At a session of the Chechen Parliament on 31 March, a bill was approved guaranteeing schoolchildren and students the right to wear the hijab and other religious symbols. MPs voted unanimously for the bill, which will apply throughout Chechnya.
Bekhan Khazbulatov, head of the parliamentary Education, Science and Culture Committee, told parliament that the bill will guarantee that educational policy in Chechnya is carried out without infringing on students’ national traditions and religious beliefs. He also stressed that the new regulation does not contradict Federal Russian regulations on school uniforms.
‘This bill will be an unquestionable legal aid in improving the effectiveness of the activities of educational organisations and observance of the constitutional rights of students’, Parliamentary Chair Magomed Daudov remarked while commenting on the bill.
In January, a conflict on the issue of religious clothing in schools emerged in a village in the Russian Republic of Mordovia, in which primarily Muslim, ethnic Tatars live. The administration of the village’s school banned girls from wearing the hijab.
Russian Education Minister Olga Vasilyeva took the side of the school administration, stating that ‘true believers’, in her opinion, do not try to ‘emphasise their attitude to faith with symbols’. She added that according to a ruling by the Constitutional Court, hijabs do not belong in schools.

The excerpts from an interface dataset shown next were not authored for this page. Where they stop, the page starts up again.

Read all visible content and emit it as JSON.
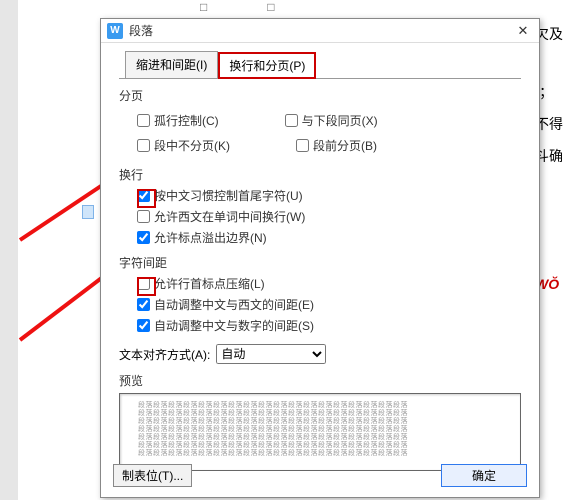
{
  "topruler": "□□",
  "dialog": {
    "title": "段落",
    "close": "✕",
    "tab_indent": "缩进和间距(I)",
    "tab_page": "换行和分页(P)"
  },
  "paging": {
    "title": "分页",
    "widow": "孤行控制(C)",
    "keepnext": "与下段同页(X)",
    "keep": "段中不分页(K)",
    "pagebreak": "段前分页(B)"
  },
  "wrap": {
    "title": "换行",
    "cn_punct": "按中文习惯控制首尾字符(U)",
    "latin_wrap": "允许西文在单词中间换行(W)",
    "punct_overflow": "允许标点溢出边界(N)"
  },
  "spacing": {
    "title": "字符间距",
    "compress": "允许行首标点压缩(L)",
    "auto_cn_en": "自动调整中文与西文的间距(E)",
    "auto_cn_num": "自动调整中文与数字的间距(S)"
  },
  "align": {
    "label": "文本对齐方式(A):",
    "value": "自动"
  },
  "preview": {
    "title": "预览",
    "line": "段落段落段落段落段落段落段落段落段落段落段落段落段落段落段落段落段落段落"
  },
  "footer": {
    "tabstops": "制表位(T)...",
    "ok": "确定"
  },
  "bg": {
    "t1": "欠及",
    "t2": "Ⅰ；",
    "t3": "不得",
    "t4": "斗确",
    "wo": "WŎ"
  }
}
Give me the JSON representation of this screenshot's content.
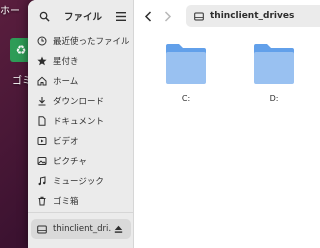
{
  "desktop": {
    "home_label": "ホー",
    "trash_label": "ゴミ"
  },
  "sidebar": {
    "title": "ファイル",
    "items": [
      {
        "label": "最近使ったファイル",
        "icon": "clock-icon"
      },
      {
        "label": "星付き",
        "icon": "star-icon"
      },
      {
        "label": "ホーム",
        "icon": "home-icon"
      },
      {
        "label": "ダウンロード",
        "icon": "download-icon"
      },
      {
        "label": "ドキュメント",
        "icon": "document-icon"
      },
      {
        "label": "ビデオ",
        "icon": "video-icon"
      },
      {
        "label": "ピクチャ",
        "icon": "picture-icon"
      },
      {
        "label": "ミュージック",
        "icon": "music-icon"
      },
      {
        "label": "ゴミ箱",
        "icon": "trash-icon"
      }
    ],
    "drive": {
      "label": "thinclient_dri…",
      "icon": "drive-icon"
    }
  },
  "main": {
    "path": "thinclient_drives",
    "folders": [
      {
        "label": "C:"
      },
      {
        "label": "D:"
      }
    ]
  },
  "colors": {
    "folder_body": "#99c1f1",
    "folder_tab": "#62a0ea",
    "sidebar_bg": "#ebebeb",
    "desktop_bg": "#3b1230"
  }
}
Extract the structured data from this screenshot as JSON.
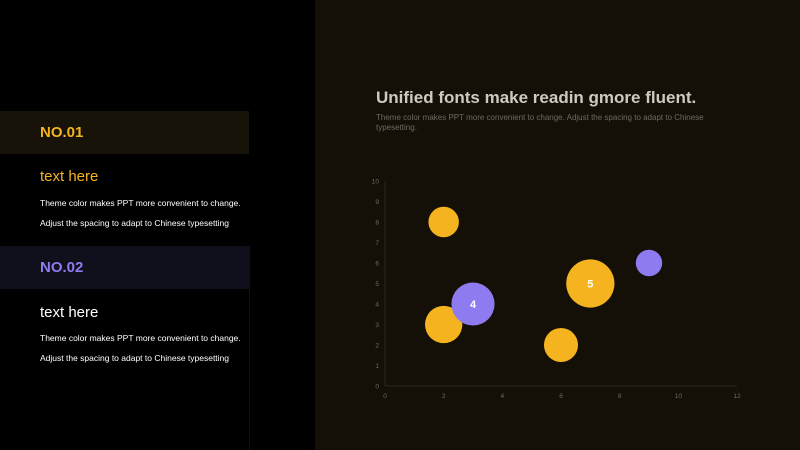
{
  "sidebar": {
    "items": [
      {
        "number": "NO.01",
        "subtitle": "text here",
        "line1": "Theme color makes PPT more convenient to change.",
        "line2": "Adjust the spacing to adapt to Chinese typesetting"
      },
      {
        "number": "NO.02",
        "subtitle": "text here",
        "line1": "Theme color makes PPT more convenient to change.",
        "line2": "Adjust the spacing to adapt to Chinese typesetting"
      }
    ]
  },
  "main": {
    "title": "Unified fonts make readin gmore fluent.",
    "description": "Theme color makes PPT more convenient to change. Adjust the spacing to adapt to Chinese typesetting."
  },
  "colors": {
    "gold": "#f5b31f",
    "purple": "#8e7bf0"
  },
  "chart_data": {
    "type": "scatter",
    "title": "",
    "xlabel": "",
    "ylabel": "",
    "xlim": [
      0,
      12
    ],
    "ylim": [
      0,
      10
    ],
    "xticks": [
      0,
      2,
      4,
      6,
      8,
      10,
      12
    ],
    "yticks": [
      0,
      1,
      2,
      3,
      4,
      5,
      6,
      7,
      8,
      9,
      10
    ],
    "grid": false,
    "series": [
      {
        "color": "#f5b31f",
        "points": [
          {
            "x": 2,
            "y": 8,
            "size": 2
          },
          {
            "x": 2,
            "y": 3,
            "size": 3
          },
          {
            "x": 6,
            "y": 2,
            "size": 2.5
          },
          {
            "x": 7,
            "y": 5,
            "size": 5,
            "label": "5"
          }
        ]
      },
      {
        "color": "#8e7bf0",
        "points": [
          {
            "x": 3,
            "y": 4,
            "size": 4,
            "label": "4"
          },
          {
            "x": 9,
            "y": 6,
            "size": 1.5
          }
        ]
      }
    ]
  }
}
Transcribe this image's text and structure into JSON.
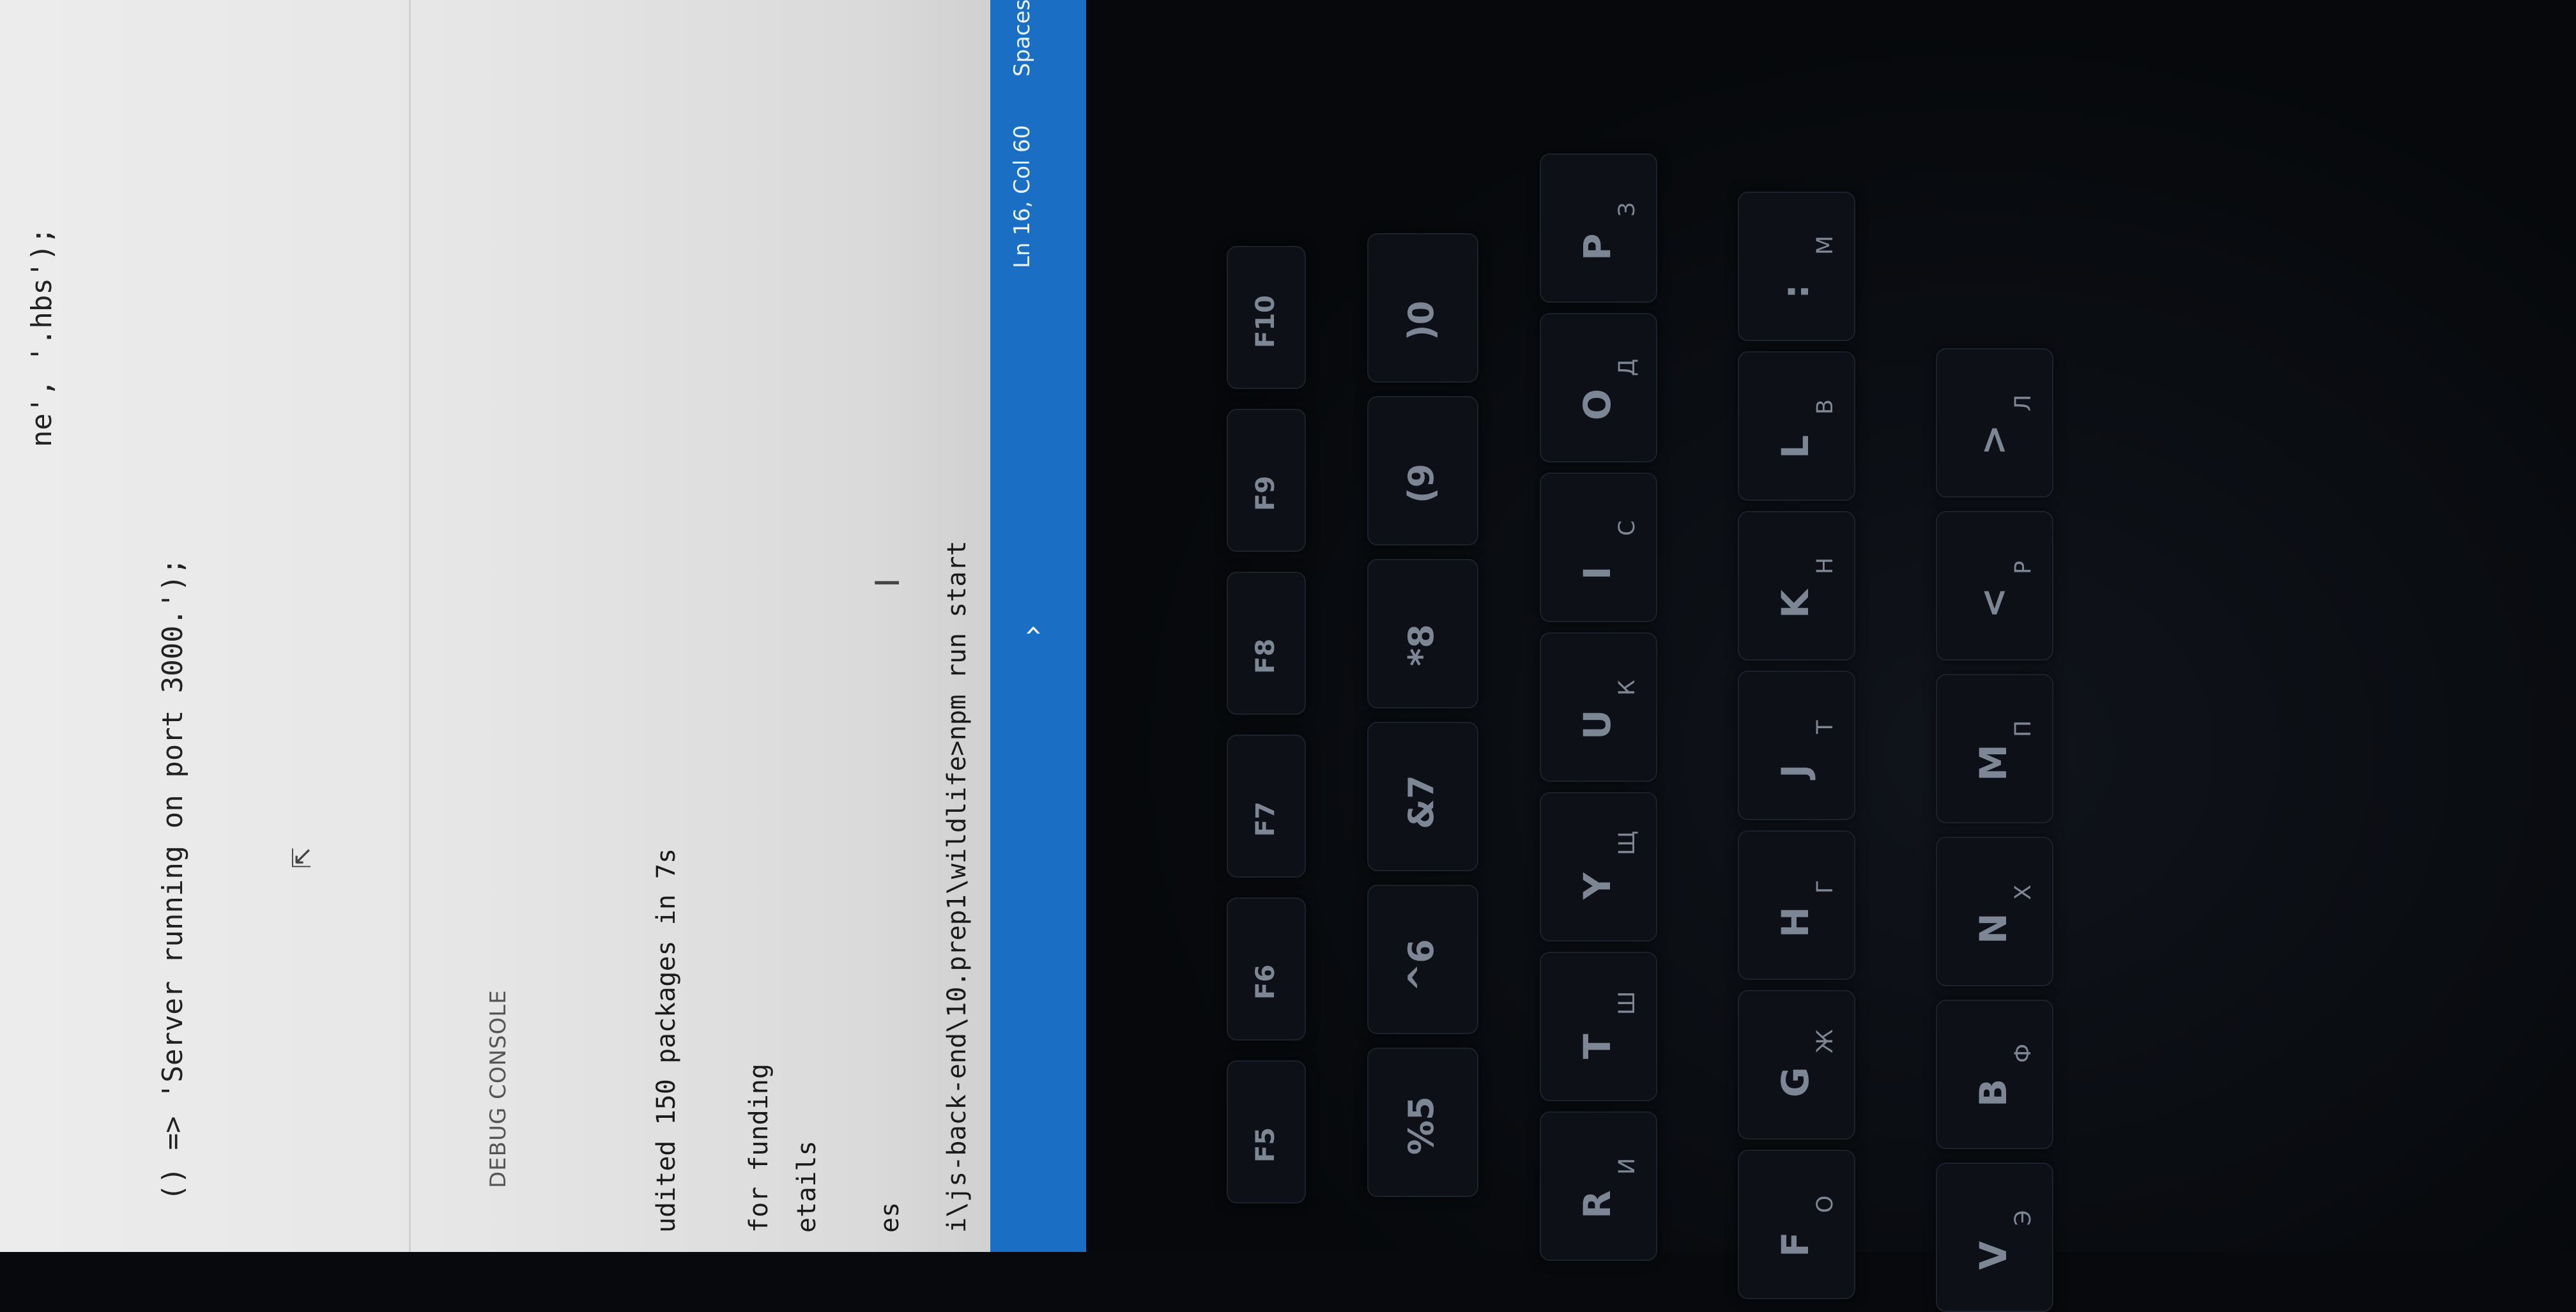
{
  "editor": {
    "line1": "ne', '.hbs');",
    "line2": "() => 'Server running on port 3000.');"
  },
  "panel": {
    "tab_label": "DEBUG CONSOLE"
  },
  "terminal": {
    "line1": "udited 150 packages in 7s",
    "line2": "for funding",
    "line3": "etails",
    "line4": "es",
    "line5": "i\\js-back-end\\10.prep1\\wildlife>npm run start"
  },
  "statusbar": {
    "position": "Ln 16, Col 60",
    "spaces": "Spaces",
    "color": "#1a6fc4"
  },
  "keyboard": {
    "fn_row": [
      "F5",
      "F6",
      "F7",
      "F8",
      "F9",
      "F10"
    ],
    "num_row": [
      "%5",
      "^6",
      "&7",
      "*8",
      "(9",
      ")0"
    ],
    "top_row": [
      {
        "en": "R",
        "ru": "И"
      },
      {
        "en": "T",
        "ru": "Ш"
      },
      {
        "en": "Y",
        "ru": "Щ"
      },
      {
        "en": "U",
        "ru": "К"
      },
      {
        "en": "I",
        "ru": "С"
      },
      {
        "en": "O",
        "ru": "Д"
      },
      {
        "en": "P",
        "ru": "З"
      }
    ],
    "mid_row": [
      {
        "en": "F",
        "ru": "О"
      },
      {
        "en": "G",
        "ru": "Ж"
      },
      {
        "en": "H",
        "ru": "Г"
      },
      {
        "en": "J",
        "ru": "Т"
      },
      {
        "en": "K",
        "ru": "Н"
      },
      {
        "en": "L",
        "ru": "В"
      },
      {
        "en": ":",
        "ru": "М"
      }
    ],
    "bot_row": [
      {
        "en": "V",
        "ru": "Э"
      },
      {
        "en": "B",
        "ru": "Ф"
      },
      {
        "en": "N",
        "ru": "Х"
      },
      {
        "en": "M",
        "ru": "П"
      },
      {
        "en": "<",
        "ru": "Р"
      },
      {
        "en": ">",
        "ru": "Л"
      }
    ]
  }
}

Chechen Head Ramzan Kadyrov criticised the minister at the time, saying that his daughters would never give up wearing their hijabs at school.